Go through the records and copy each line where the string "注解加在类上" occurs.

=-=-=

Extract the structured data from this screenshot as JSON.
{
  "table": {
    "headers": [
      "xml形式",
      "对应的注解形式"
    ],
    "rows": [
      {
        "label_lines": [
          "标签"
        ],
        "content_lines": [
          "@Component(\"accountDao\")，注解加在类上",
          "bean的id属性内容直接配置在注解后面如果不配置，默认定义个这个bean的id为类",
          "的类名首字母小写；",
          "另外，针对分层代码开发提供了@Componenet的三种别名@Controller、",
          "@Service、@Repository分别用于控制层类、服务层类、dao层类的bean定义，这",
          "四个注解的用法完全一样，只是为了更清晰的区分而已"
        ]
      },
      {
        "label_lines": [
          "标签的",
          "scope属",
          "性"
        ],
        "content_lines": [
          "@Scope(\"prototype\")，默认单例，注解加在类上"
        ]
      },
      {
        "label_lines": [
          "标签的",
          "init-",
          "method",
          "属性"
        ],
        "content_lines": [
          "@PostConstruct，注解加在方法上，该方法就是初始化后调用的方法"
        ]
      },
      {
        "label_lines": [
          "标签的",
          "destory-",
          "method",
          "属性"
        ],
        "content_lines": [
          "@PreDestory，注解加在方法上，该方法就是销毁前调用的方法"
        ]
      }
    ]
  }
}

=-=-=

Answer to the exercise:
          "@Component(\"accountDao\")，注解加在类上",
          "@Scope(\"prototype\")，默认单例，注解加在类上"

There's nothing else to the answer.